Your assignment:
Below are lines of data; give the number of them that contain "this", and only that.

Data listing:
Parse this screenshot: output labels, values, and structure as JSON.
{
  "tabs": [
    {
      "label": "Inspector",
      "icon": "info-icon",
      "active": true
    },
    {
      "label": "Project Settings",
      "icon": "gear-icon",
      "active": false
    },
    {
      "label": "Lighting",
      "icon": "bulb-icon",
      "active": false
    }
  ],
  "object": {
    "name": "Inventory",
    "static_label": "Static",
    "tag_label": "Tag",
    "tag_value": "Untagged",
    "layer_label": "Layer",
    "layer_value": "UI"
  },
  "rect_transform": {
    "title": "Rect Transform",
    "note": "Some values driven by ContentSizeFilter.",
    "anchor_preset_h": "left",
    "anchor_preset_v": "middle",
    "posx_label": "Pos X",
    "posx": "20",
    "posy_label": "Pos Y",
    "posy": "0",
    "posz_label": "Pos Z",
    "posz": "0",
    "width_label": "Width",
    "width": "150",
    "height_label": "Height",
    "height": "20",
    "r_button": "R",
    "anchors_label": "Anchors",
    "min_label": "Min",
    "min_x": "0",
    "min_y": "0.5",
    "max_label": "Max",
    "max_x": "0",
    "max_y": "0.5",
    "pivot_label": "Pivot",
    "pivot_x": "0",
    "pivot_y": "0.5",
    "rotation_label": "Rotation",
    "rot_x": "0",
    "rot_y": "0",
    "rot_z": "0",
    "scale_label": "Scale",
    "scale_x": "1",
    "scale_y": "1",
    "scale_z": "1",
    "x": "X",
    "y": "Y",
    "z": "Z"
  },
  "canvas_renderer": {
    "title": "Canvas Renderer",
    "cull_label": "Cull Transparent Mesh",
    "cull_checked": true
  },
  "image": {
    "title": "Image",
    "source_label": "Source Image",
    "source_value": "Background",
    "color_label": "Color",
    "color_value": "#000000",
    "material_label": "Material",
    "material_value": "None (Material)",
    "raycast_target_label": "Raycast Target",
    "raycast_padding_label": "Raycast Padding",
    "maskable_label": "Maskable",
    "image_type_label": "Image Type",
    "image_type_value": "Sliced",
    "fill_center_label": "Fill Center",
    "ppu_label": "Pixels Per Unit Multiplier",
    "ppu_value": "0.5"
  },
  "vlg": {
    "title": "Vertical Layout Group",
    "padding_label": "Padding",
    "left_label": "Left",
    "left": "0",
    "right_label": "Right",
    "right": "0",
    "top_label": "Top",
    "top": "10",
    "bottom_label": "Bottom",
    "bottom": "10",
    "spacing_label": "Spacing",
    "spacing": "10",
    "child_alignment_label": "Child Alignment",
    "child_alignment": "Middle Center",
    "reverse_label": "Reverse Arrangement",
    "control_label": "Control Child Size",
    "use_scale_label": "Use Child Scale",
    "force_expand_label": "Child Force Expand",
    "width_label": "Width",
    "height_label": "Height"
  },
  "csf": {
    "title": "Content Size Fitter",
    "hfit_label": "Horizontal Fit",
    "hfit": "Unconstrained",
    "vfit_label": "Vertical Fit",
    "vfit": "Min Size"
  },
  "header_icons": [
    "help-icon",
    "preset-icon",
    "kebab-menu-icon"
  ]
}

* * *

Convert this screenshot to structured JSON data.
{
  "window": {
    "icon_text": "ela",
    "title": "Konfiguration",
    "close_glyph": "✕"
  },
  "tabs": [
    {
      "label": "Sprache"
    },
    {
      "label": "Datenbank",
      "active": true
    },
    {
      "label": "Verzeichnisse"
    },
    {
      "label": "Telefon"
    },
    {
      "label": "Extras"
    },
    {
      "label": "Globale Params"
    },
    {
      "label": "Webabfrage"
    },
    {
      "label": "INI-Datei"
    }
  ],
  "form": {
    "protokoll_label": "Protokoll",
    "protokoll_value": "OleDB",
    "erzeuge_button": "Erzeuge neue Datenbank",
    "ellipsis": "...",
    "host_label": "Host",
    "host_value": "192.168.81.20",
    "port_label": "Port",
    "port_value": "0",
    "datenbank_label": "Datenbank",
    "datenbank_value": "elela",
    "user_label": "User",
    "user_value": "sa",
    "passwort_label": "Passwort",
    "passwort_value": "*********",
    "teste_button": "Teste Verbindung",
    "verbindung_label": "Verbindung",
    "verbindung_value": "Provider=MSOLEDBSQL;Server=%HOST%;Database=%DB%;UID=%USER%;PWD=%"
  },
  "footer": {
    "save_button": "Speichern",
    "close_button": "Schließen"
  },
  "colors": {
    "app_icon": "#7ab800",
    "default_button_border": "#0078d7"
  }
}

Answer to the problem:
2